The National, Wednesday October 21st, 2015
THERE is a stark difference between record and perception.
Your record is what you stand on; what you have done or delivered; what is there for everyone to see and judge.
On the other hand, there is perception. It is what is perceived, or imagined, or suspected to be; it is claimed that something is suspected to have happened, but has not been proven.
It is not there. It is alleged, not factual.
That essentially is the reason why we think it would be difficult to topple the government of Prime Minister Peter O’Neill.
It is also the reason why we believe the Opposition’s proposed motion of no confidence in the prime minister is not only premature but ill-conceived.
After three years in office, the O’Neill government’s record of achievement is outstanding.
Its tuition fee free policy in education has seen enrolment numbers rise to 92 per cent. This policy has enabled more than 1.2 million children to be in school now.
New transport, communication, water and power infrastructure is changing Port Moresby, Lae and other towns and rural districts.
Better roads in Port Moresby and Lae are making both cities functional again. They are getting new air and sea ports. In time they will be vibrant commercial and industrial cities in the Asia-Pacific region.

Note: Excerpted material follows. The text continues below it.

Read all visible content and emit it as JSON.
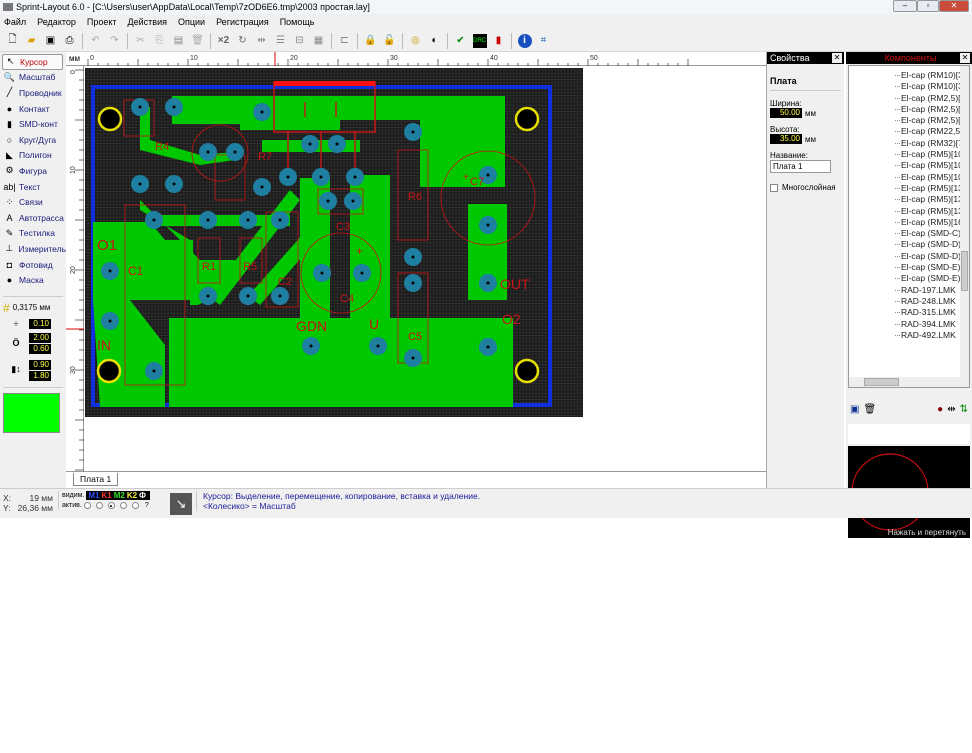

Mt Hagen has a new airport terminal to cater for increased traffic; Kimbe, Kavieng, Tokua, and Alotau are also getting upgrades.
The free healthcare policy has simply made health facilities more accessible to more people.
Plans for new hospitals in at least five provinces have already been approved.
A coastal shipping service has recently been launched in Morobe, to replace the collapsed Lutheran Shipping, to continue serving more than two million people in the Momase region as well as the East and West New Britain provinces who depend on maritime transport daily.
Against this record are a set of reasons – or allegations – that the Opposition has put forward that they say justifies a change of government.
The Opposition has used both the mainstream and social media to make a case.
Deputy Opposition leader Sam Basil’s scathing attack on The National in the social media on Monday, particularly his claims that our journalists have been “taking overseas trips, drinking and partying with government ministers” and “wining and dining with the Prime Minister and his corrupt mates at their favourite drinking turf” is ludicrous and unbecoming of a national leader.
We have given both Government and Opposition fair opportunities to be heard, even when Namah went into hibernation.
Nonetheless, MPs in government appear uninterested and remain intact behind the prime minister following the Opposition’s announcement last Sunday of the proposed motion of no confidence in O’Neill.
It is true the prime minister has a number of issues he has to deal with, including a warrant of arrest that is before the court, and a matter pending before the Ombudsman Commission.
But MPs seem confident these matters will run their course in the processes allowed by law.
It is true the economy is facing some stress as a result of a sharp decline in revenue but the detailed media statement by Treasurer Patrick Pruaitch gives the people confidence the Government is making the necessary adjustment to safeguard PNG’s economic gains and maintain growth momentum.
Drastic cuts in expenditure will lead to infrastructure development slowdown, resulting in job losses for Papua New Guineans and no doubt everyone, including the Opposition, do not want that.
The next session of Parliament is two weeks away and if indeed they have the numbers as claimed, the Opposition must produce the MPs in their camp and name the person they will propose as prime minister.
The public must be allowed to assess this alternate prime minister and his policies, and judge whether this person will do more than what O’Neill has done in three years.
Otherwise, the record weighs in favour of O’Neill completing his term in office before the next general election in 2017.
It can be said that O’Neill was fated to become prime minister in 2011 and continued to hold office after being triumphant in the 2012 general election.
Is Don Polye or Belden Namah fated to join this exclusive club? Or Sam Basil for that matter? We do not think so as the odds are heavily stacked against them.
The performances of Namah and Polye as Opposition leaders leave a lot to be desired.
Moreover, Namah’s term saw an exodus of MPs to the government benches that left the Opposition in complete tatters.
If the Opposition is indeed serious about ousting O’Neill, they will have to propose an alternate candidate who is supposedly “prime minister material”.
There are three former prime ministers and current governors who could put their hands up for the job, although we understand two of them are still aligned to the ruling coalition.
That leaves the wily old man of PNG politics, Sir Michael Somare, to bid for his last hurrah.
Still, it will be against all odds should the country’s founding father reclaim his throne.